EXERCISE BRIEF: From the records below, copy every line that contains the word "こんにちは".

DATA SUPPLIED:
⟨

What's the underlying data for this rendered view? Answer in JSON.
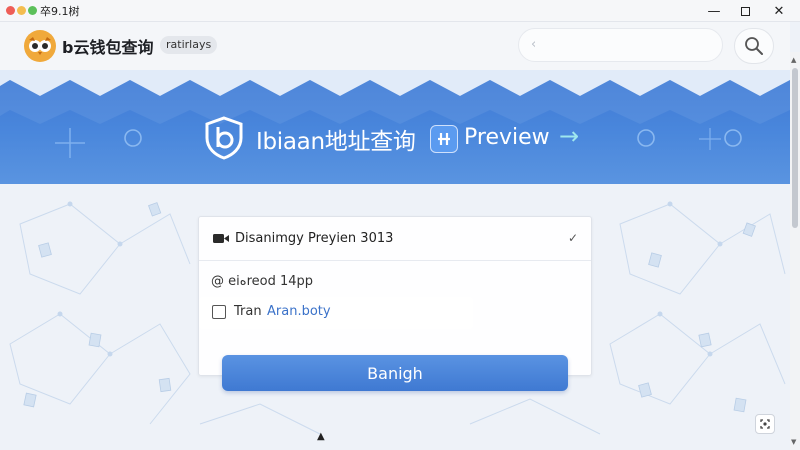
{
  "window": {
    "title": "卒9.1树"
  },
  "header": {
    "app_name": "b云钱包查询",
    "app_pill": "ratirlays",
    "address_value": ""
  },
  "banner": {
    "title": "Ibiaan地址查询",
    "preview": "Preview",
    "arrow": "→"
  },
  "card": {
    "title": "Disanimgy Preyien 3013",
    "field_text": "@ eiهreod 14pp",
    "checkbox_label": "Tran",
    "checkbox_link": "Aran.boty"
  },
  "primary_button": {
    "label": "Banigh"
  },
  "colors": {
    "accent": "#4a87dc",
    "banner_arrow": "#9ee7ee",
    "link": "#3b72c9",
    "logo": "#f0a93b"
  },
  "icons": {
    "logo": "owl-icon",
    "search": "search-icon",
    "banner": "shield-b-icon",
    "badge": "hash-icon",
    "card": "video-icon",
    "card_chevron": "chevron-down-icon",
    "corner": "screenshot-icon"
  }
}
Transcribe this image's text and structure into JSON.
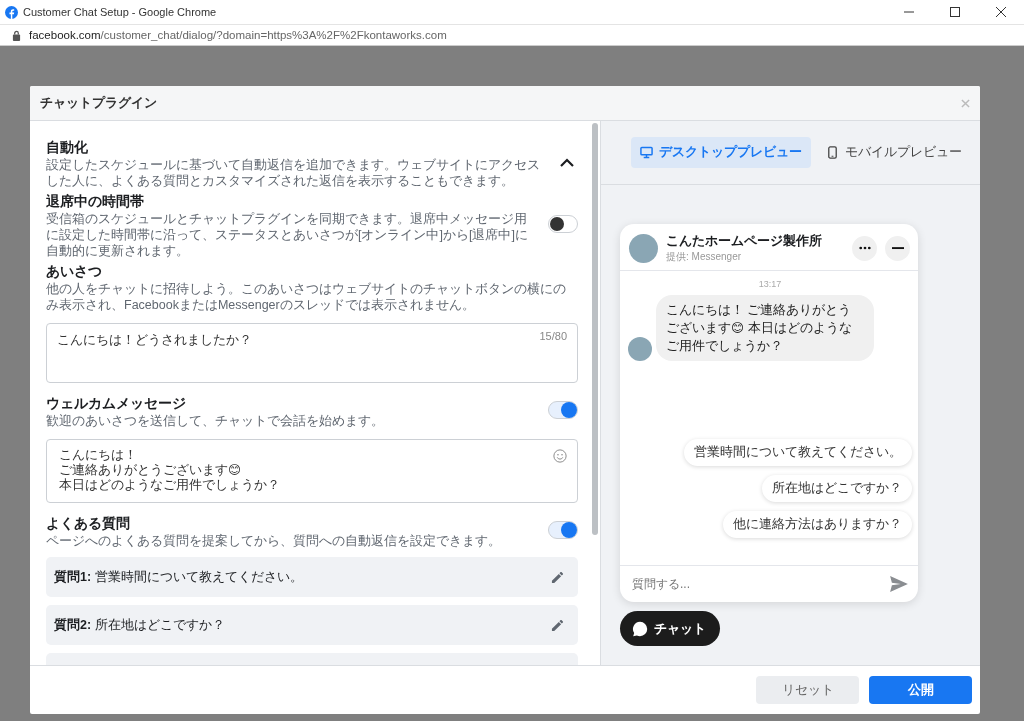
{
  "window": {
    "title": "Customer Chat Setup - Google Chrome",
    "url_host": "facebook.com",
    "url_path": "/customer_chat/dialog/?domain=https%3A%2F%2Fkontaworks.com"
  },
  "dialog": {
    "title": "チャットプラグイン"
  },
  "automation": {
    "title": "自動化",
    "description": "設定したスケジュールに基づいて自動返信を追加できます。ウェブサイトにアクセスした人に、よくある質問とカスタマイズされた返信を表示することもできます。",
    "expanded": true
  },
  "sections": [
    {
      "kind": "toggle",
      "title": "退席中の時間帯",
      "description": "受信箱のスケジュールとチャットプラグインを同期できます。退席中メッセージ用に設定した時間帯に沿って、ステータスとあいさつが[オンライン中]から[退席中]に自動的に更新されます。",
      "on": false
    },
    {
      "kind": "greeting",
      "title": "あいさつ",
      "description": "他の人をチャットに招待しよう。このあいさつはウェブサイトのチャットボタンの横にのみ表示され、FacebookまたはMessengerのスレッドでは表示されません。",
      "value": "こんにちは！どうされましたか？",
      "counter": "15/80"
    },
    {
      "kind": "welcome",
      "title": "ウェルカムメッセージ",
      "description": "歓迎のあいさつを送信して、チャットで会話を始めます。",
      "on": true,
      "lines": [
        "こんにちは！",
        "ご連絡ありがとうございます😊",
        "本日はどのようなご用件でしょうか？"
      ]
    },
    {
      "kind": "faq",
      "title": "よくある質問",
      "description": "ページへのよくある質問を提案してから、質問への自動返信を設定できます。",
      "on": true,
      "questions": [
        "**質問1:** 営業時間について教えてください。",
        "**質問2:** 所在地はどこですか？"
      ]
    }
  ],
  "preview_tabs": [
    {
      "label": "デスクトッププレビュー",
      "kind": "desktop",
      "selected": true
    },
    {
      "label": "モバイルプレビュー",
      "kind": "mobile",
      "selected": false
    }
  ],
  "chat": {
    "name": "こんたホームページ製作所",
    "subtitle": "提供: Messenger",
    "time": "13:17",
    "message": "こんにちは！ ご連絡ありがとうございます😊 本日はどのようなご用件でしょうか？",
    "quick_replies": [
      "営業時間について教えてください。",
      "所在地はどこですか？",
      "他に連絡方法はありますか？"
    ],
    "placeholder": "質問する...",
    "button": "チャット"
  },
  "footer": {
    "buttons": [
      {
        "label": "リセット",
        "kind": "secondary"
      },
      {
        "label": "公開",
        "kind": "primary"
      }
    ]
  }
}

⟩

YOUR SOLUTION:
      "value": "こんにちは！どうされましたか？",
        "こんにちは！",
    "message": "こんにちは！ ご連絡ありがとうございます😊 本日はどのようなご用件でしょうか？",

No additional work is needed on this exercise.